(MATERIAL FOR THIS TASK)

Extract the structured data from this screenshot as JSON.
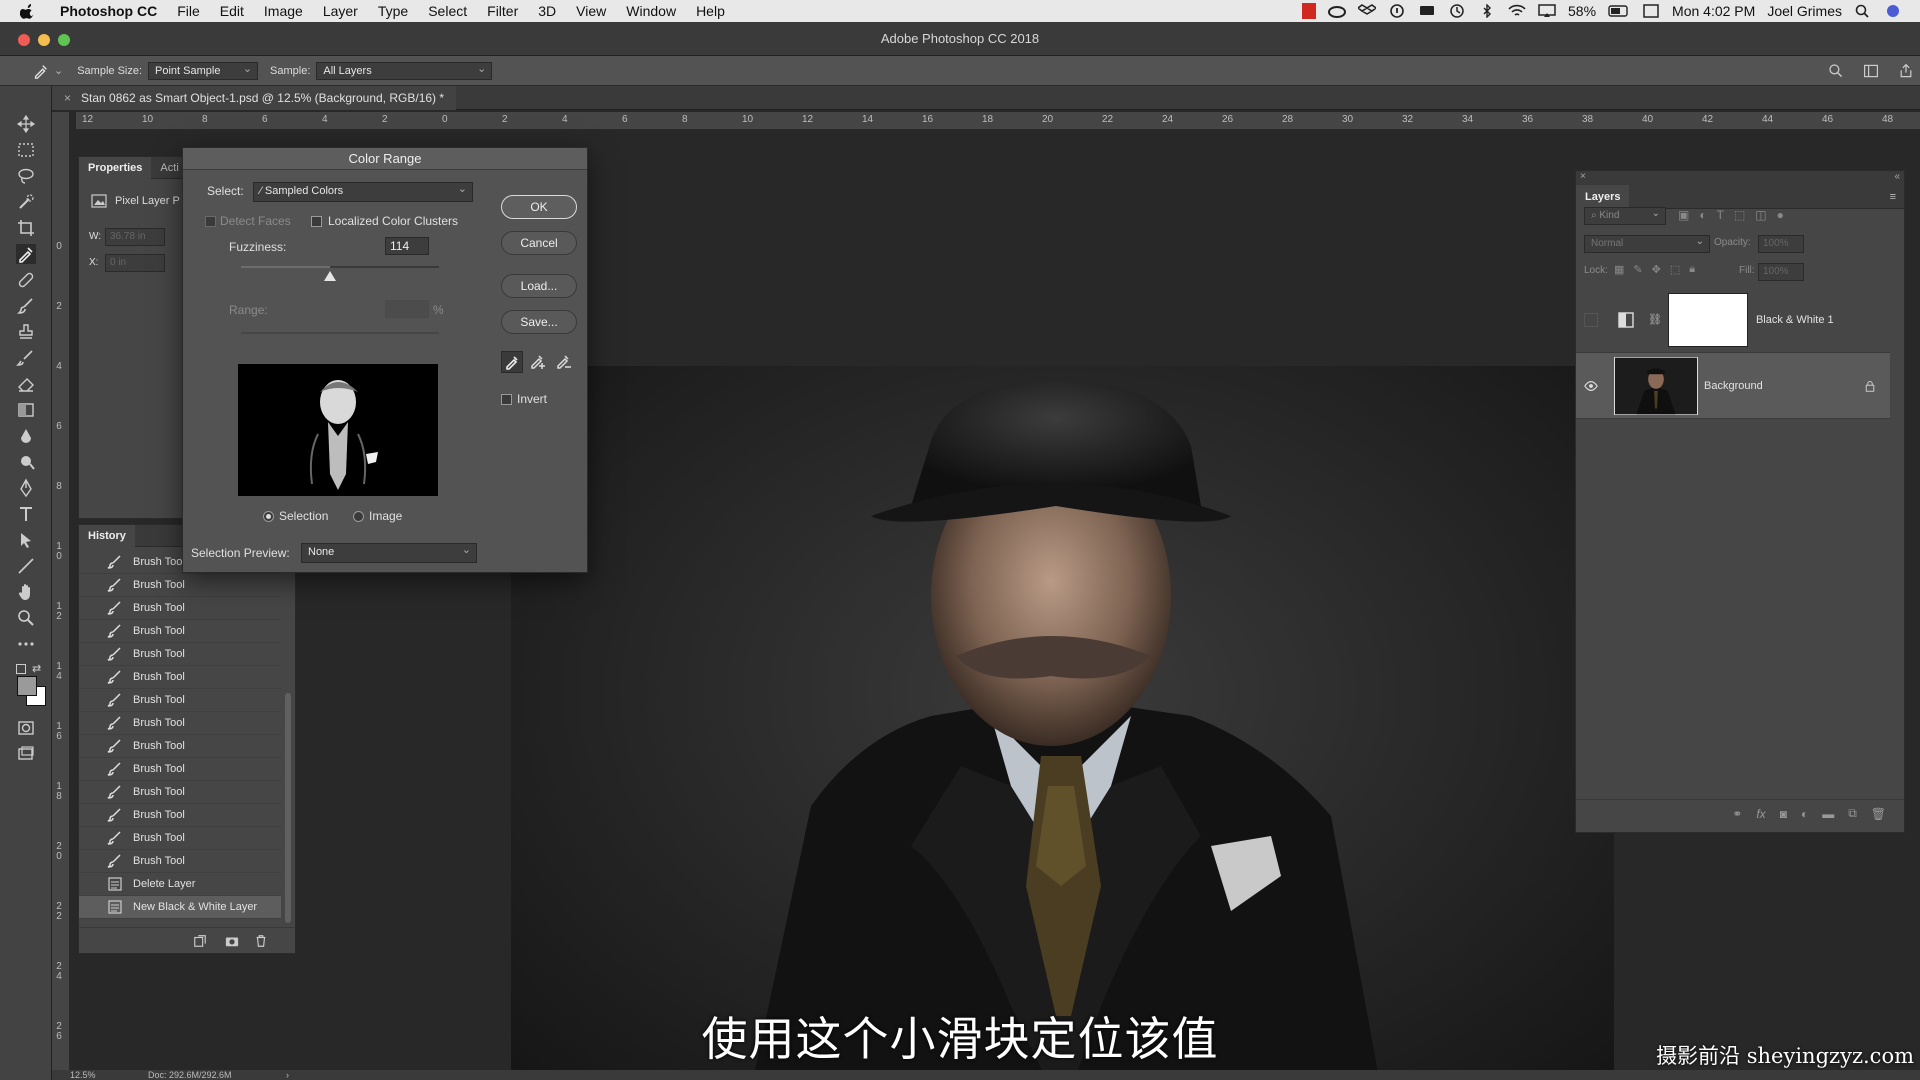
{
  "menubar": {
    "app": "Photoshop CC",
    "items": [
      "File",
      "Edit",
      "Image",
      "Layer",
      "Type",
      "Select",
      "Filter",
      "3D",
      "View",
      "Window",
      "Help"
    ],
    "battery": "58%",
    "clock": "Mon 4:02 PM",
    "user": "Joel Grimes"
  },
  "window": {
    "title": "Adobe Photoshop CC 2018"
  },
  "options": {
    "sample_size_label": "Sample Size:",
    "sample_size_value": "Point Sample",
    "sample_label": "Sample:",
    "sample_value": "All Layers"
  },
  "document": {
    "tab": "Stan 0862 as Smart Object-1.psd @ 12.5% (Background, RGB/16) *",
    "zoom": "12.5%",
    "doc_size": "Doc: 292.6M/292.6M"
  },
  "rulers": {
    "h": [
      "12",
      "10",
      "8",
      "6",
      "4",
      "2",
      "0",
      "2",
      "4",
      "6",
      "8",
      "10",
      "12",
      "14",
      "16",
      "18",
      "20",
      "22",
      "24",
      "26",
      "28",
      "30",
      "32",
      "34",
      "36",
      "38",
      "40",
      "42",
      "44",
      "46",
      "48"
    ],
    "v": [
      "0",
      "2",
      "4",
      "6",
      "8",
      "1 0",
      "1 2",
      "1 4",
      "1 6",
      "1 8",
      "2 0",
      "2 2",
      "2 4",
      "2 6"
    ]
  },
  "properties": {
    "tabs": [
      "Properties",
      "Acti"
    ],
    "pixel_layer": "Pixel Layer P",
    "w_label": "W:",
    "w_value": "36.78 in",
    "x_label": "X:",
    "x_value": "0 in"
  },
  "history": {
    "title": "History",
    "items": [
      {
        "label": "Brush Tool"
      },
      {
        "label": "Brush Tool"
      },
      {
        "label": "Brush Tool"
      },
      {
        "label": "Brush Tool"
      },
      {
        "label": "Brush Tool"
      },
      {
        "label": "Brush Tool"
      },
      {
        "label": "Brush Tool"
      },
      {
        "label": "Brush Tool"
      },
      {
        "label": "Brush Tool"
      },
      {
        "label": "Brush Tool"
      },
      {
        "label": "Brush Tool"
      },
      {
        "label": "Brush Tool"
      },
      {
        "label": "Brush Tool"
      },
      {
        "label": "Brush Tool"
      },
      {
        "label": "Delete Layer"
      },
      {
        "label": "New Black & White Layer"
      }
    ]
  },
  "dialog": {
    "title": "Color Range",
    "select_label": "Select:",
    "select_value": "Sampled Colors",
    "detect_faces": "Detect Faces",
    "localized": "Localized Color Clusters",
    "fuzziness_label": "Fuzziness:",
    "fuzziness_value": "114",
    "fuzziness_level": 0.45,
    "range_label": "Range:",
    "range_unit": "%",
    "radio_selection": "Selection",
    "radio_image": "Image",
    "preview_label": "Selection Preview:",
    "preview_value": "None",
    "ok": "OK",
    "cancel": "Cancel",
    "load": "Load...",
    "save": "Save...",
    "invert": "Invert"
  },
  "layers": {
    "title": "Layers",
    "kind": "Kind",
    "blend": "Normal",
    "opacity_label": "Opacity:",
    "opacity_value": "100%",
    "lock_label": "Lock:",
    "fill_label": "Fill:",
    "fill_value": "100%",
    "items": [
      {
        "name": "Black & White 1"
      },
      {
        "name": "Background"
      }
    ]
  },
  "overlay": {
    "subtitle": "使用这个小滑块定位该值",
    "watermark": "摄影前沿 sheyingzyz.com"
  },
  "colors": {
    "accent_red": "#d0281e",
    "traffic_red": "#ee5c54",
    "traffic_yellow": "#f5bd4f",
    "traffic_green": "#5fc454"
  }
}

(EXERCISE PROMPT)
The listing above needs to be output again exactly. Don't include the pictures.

(FINISHED TASK)
Extract the structured data from this screenshot as JSON.
{
  "menubar": {
    "app": "Photoshop CC",
    "items": [
      "File",
      "Edit",
      "Image",
      "Layer",
      "Type",
      "Select",
      "Filter",
      "3D",
      "View",
      "Window",
      "Help"
    ],
    "battery": "58%",
    "clock": "Mon 4:02 PM",
    "user": "Joel Grimes"
  },
  "window": {
    "title": "Adobe Photoshop CC 2018"
  },
  "options": {
    "sample_size_label": "Sample Size:",
    "sample_size_value": "Point Sample",
    "sample_label": "Sample:",
    "sample_value": "All Layers"
  },
  "document": {
    "tab": "Stan 0862 as Smart Object-1.psd @ 12.5% (Background, RGB/16) *",
    "zoom": "12.5%",
    "doc_size": "Doc: 292.6M/292.6M"
  },
  "rulers": {
    "h": [
      "12",
      "10",
      "8",
      "6",
      "4",
      "2",
      "0",
      "2",
      "4",
      "6",
      "8",
      "10",
      "12",
      "14",
      "16",
      "18",
      "20",
      "22",
      "24",
      "26",
      "28",
      "30",
      "32",
      "34",
      "36",
      "38",
      "40",
      "42",
      "44",
      "46",
      "48"
    ],
    "v": [
      "0",
      "2",
      "4",
      "6",
      "8",
      "1 0",
      "1 2",
      "1 4",
      "1 6",
      "1 8",
      "2 0",
      "2 2",
      "2 4",
      "2 6"
    ]
  },
  "properties": {
    "tabs": [
      "Properties",
      "Acti"
    ],
    "pixel_layer": "Pixel Layer P",
    "w_label": "W:",
    "w_value": "36.78 in",
    "x_label": "X:",
    "x_value": "0 in"
  },
  "history": {
    "title": "History",
    "items": [
      {
        "label": "Brush Tool"
      },
      {
        "label": "Brush Tool"
      },
      {
        "label": "Brush Tool"
      },
      {
        "label": "Brush Tool"
      },
      {
        "label": "Brush Tool"
      },
      {
        "label": "Brush Tool"
      },
      {
        "label": "Brush Tool"
      },
      {
        "label": "Brush Tool"
      },
      {
        "label": "Brush Tool"
      },
      {
        "label": "Brush Tool"
      },
      {
        "label": "Brush Tool"
      },
      {
        "label": "Brush Tool"
      },
      {
        "label": "Brush Tool"
      },
      {
        "label": "Brush Tool"
      },
      {
        "label": "Delete Layer"
      },
      {
        "label": "New Black & White Layer"
      }
    ]
  },
  "dialog": {
    "title": "Color Range",
    "select_label": "Select:",
    "select_value": "Sampled Colors",
    "detect_faces": "Detect Faces",
    "localized": "Localized Color Clusters",
    "fuzziness_label": "Fuzziness:",
    "fuzziness_value": "114",
    "fuzziness_level": 0.45,
    "range_label": "Range:",
    "range_unit": "%",
    "radio_selection": "Selection",
    "radio_image": "Image",
    "preview_label": "Selection Preview:",
    "preview_value": "None",
    "ok": "OK",
    "cancel": "Cancel",
    "load": "Load...",
    "save": "Save...",
    "invert": "Invert"
  },
  "layers": {
    "title": "Layers",
    "kind": "Kind",
    "blend": "Normal",
    "opacity_label": "Opacity:",
    "opacity_value": "100%",
    "lock_label": "Lock:",
    "fill_label": "Fill:",
    "fill_value": "100%",
    "items": [
      {
        "name": "Black & White 1"
      },
      {
        "name": "Background"
      }
    ]
  },
  "overlay": {
    "subtitle": "使用这个小滑块定位该值",
    "watermark": "摄影前沿 sheyingzyz.com"
  },
  "colors": {
    "accent_red": "#d0281e",
    "traffic_red": "#ee5c54",
    "traffic_yellow": "#f5bd4f",
    "traffic_green": "#5fc454"
  }
}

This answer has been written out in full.